### The task
A word-for-word restatement of every entry is what is needed here.

....

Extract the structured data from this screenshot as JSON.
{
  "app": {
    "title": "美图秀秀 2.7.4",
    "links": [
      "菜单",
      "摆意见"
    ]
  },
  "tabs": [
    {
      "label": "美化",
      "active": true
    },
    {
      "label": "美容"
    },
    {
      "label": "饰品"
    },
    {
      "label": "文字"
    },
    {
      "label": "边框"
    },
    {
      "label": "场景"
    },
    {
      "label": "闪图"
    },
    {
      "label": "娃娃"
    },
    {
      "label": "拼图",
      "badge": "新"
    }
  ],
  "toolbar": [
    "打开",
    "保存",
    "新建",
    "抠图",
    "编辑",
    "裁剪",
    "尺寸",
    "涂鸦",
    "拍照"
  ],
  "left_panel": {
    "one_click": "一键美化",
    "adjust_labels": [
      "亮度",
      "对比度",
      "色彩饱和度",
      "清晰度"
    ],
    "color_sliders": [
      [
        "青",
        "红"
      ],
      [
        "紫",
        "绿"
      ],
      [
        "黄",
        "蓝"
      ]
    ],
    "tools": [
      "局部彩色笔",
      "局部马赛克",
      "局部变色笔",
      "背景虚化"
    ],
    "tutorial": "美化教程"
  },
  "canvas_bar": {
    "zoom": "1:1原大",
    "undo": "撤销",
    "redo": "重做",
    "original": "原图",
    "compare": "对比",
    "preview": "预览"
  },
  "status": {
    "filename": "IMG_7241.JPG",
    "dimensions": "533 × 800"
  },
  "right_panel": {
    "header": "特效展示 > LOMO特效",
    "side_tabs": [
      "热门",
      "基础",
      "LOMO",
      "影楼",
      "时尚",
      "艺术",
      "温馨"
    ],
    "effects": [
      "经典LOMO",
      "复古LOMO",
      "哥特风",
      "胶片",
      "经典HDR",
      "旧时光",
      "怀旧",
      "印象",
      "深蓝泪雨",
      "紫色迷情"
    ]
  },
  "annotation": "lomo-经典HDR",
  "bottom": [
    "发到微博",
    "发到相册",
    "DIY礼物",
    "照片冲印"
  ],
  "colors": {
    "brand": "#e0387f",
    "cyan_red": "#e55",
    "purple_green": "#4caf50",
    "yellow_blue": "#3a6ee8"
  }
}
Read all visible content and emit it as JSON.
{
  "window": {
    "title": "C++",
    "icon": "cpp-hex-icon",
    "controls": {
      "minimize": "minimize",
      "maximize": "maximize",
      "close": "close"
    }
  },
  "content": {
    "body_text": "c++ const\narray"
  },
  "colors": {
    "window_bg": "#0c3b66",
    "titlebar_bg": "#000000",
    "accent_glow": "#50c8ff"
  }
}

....

### Result for this task
Extract the structured data from this screenshot as JSON.
{
  "app": {
    "title": "美图秀秀 2.7.4",
    "links": [
      "菜单",
      "摆意见"
    ]
  },
  "tabs": [
    {
      "label": "美化",
      "active": true
    },
    {
      "label": "美容"
    },
    {
      "label": "饰品"
    },
    {
      "label": "文字"
    },
    {
      "label": "边框"
    },
    {
      "label": "场景"
    },
    {
      "label": "闪图"
    },
    {
      "label": "娃娃"
    },
    {
      "label": "拼图",
      "badge": "新"
    }
  ],
  "toolbar": [
    "打开",
    "保存",
    "新建",
    "抠图",
    "编辑",
    "裁剪",
    "尺寸",
    "涂鸦",
    "拍照"
  ],
  "left_panel": {
    "one_click": "一键美化",
    "adjust_labels": [
      "亮度",
      "对比度",
      "色彩饱和度",
      "清晰度"
    ],
    "color_sliders": [
      [
        "青",
        "红"
      ],
      [
        "紫",
        "绿"
      ],
      [
        "黄",
        "蓝"
      ]
    ],
    "tools": [
      "局部彩色笔",
      "局部马赛克",
      "局部变色笔",
      "背景虚化"
    ],
    "tutorial": "美化教程"
  },
  "canvas_bar": {
    "zoom": "1:1原大",
    "undo": "撤销",
    "redo": "重做",
    "original": "原图",
    "compare": "对比",
    "preview": "预览"
  },
  "status": {
    "filename": "IMG_7241.JPG",
    "dimensions": "533 × 800"
  },
  "right_panel": {
    "header": "特效展示 > LOMO特效",
    "side_tabs": [
      "热门",
      "基础",
      "LOMO",
      "影楼",
      "时尚",
      "艺术",
      "温馨"
    ],
    "effects": [
      "经典LOMO",
      "复古LOMO",
      "哥特风",
      "胶片",
      "经典HDR",
      "旧时光",
      "怀旧",
      "印象",
      "深蓝泪雨",
      "紫色迷情"
    ]
  },
  "annotation": "lomo-经典HDR",
  "bottom": [
    "发到微博",
    "发到相册",
    "DIY礼物",
    "照片冲印"
  ],
  "colors": {
    "brand": "#e0387f",
    "cyan_red": "#e55",
    "purple_green": "#4caf50",
    "yellow_blue": "#3a6ee8"
  }
}
Read all visible content and emit it as JSON.
{
  "window": {
    "title": "C++",
    "icon": "cpp-hex-icon",
    "controls": {
      "minimize": "minimize",
      "maximize": "maximize",
      "close": "close"
    }
  },
  "content": {
    "body_text": "c++ const\narray"
  },
  "colors": {
    "window_bg": "#0c3b66",
    "titlebar_bg": "#000000",
    "accent_glow": "#50c8ff"
  }
}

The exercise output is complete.